Connecticut General Statutes § 53-206 – Carrying of Dangerous Weapons Prohibited
Everyone is aware that the Second Amendment established our right to keep and bear arms. The Supreme Court has determined that the state can establish reasonable limitations on our access to weapons. In Connecticut, there are many statutory restrictions on weapons and guns, and one of them is codified in C.G.S. § 53-206, which makes it illegal to carry certain weapons on your person. While it would be legal to have these weapons in your home or office, C.G.S. § 53-206 makes it unlawful to carry these weapons on your person.Elements of the Crime Which Must be Proven by The State
For the state to prove you are guilty of violating C.G.S. § 53-206, the prosecutor must be able to demonstrate the following elements of this crime:
- The defendant carried a weapon upon his or her person;
- The defendant did not have a permit to possess the weapon(s);
- The list of weapons that are expressly prohibited by the statute include:
- BB guns of any kind
- Brass knuckles
- Switchblades or automatic knives with a blade over 1.5"
- Any knife with a blade over 4" long
- Police baton or nightstick
- Martial Arts weapon
- Stun gun
- Any other dangerous weapon or instrument.
This statute has many exceptions that allow specific individuals to possess weapons upon their person. They include, for example, peace officers, who are allowed to carry dangerous weapons. Security guards are permitted to carry nightsticks. Martial arts students can carry martial arts weapons at competitions and classes and transport the weapons to and from such events. BB guns may be carried upon your own property or upon the property of another person who has authorized you to do so. Knives with blades greater than 4" can be legally carried under many exemptions. You should carefully read the statute before carrying any knife longer than 4" to see if you fall within one of the statutory exceptions or consult with a Connecticut criminal defense lawyer.Examples
Police detain a man for a criminal investigation, and the police officer discovers that the man has a large knife on his person with a blade over 4" in his waist band. The man can be convicted for carrying a dangerous weapon in violation of C.G.S. § 53-206.
The woman is caught carrying a stun gun in her handbag that she uses for self-defense. Since stun guns are expressly listed as dangerous weapons in C.G.S. § 53-206, her carrying of this stun gun is illegal.Related Offenses
- Connecticut General Statutes § 29-38 – Weapons in a Vehicle
- Connecticut General Statutes § 53-203 – Unlawful Discharge of Weapons
- Connecticut General Statutes § 29-35 – Carrying a Pistol without a Permit
This is a strict liability offense, and this means that the state does not have to prove that you have an intent to possess the weapon.
The state only has to prove that you possessed the weapon.

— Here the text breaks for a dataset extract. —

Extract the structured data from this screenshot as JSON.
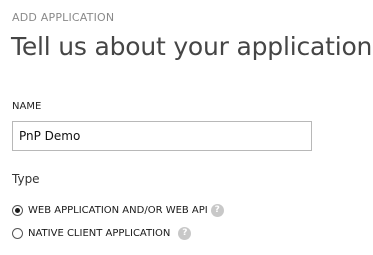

If your use of the weapon is listed in one of the exemptions to the statute or if you have a permit to carry the weapon, then you can not be found guilty of this offense.
Usually, the main issue in defense of these types of allegations is the circumstances under which the officer discovered the weapons. Where officers lacked probable cause or conducted illegal searches without a warrant, it may be possible to file a motion to suppress the evidence and have the case dismissed.
Offenders with no criminal record should discuss the possibility of using the accelerated rehabilitation program. The AR program is a diversionary program that can result in a dismissal of all the charges against you. It would be best if you discussed the possibility of using the accelerated rehabilitation program with an experienced Connecticut criminal defense lawyer.Penalties
A conviction for Connecticut General Statutes § 53-206 – Carrying of dangerous weapons is a Class E felony punishable by up to 3 years in jail and a fine of up to $500. Anyone charged with this crime should take the matter seriously as felony allegations have serious consequences.Criminal Defense for Dangerous Weapon Crimes
If you or a family member has been charged with carrying a dangerous weapon in violation of C.G.S. § 53-206, it is important that you speak with an experienced Stamford criminal defense attorney as soon as possible. Allan F. Friedman has successfully defended dozens of carrying dangerous weapons cases over more than 25 years. You need a relentless and staunch advocate to search for every possible alternative to avoid these harsh penalties.
For more information about defending carrying dangerous weapon charges in violation of C.G.S. § 53-206, and to arrange a free, no-obligation, initial consultation, contact Stamford criminal lawyer Allan F. Friedman at The Law Offices of Allan F. Friedman located at 24 Hoyt St #A, Stamford, CT 06905. Mr. Friedman can be reached 24/7 at (203) 357-5555, or you can contact us online for a prompt response.
Our office is conveniently located one block from the Stamford Courthouse.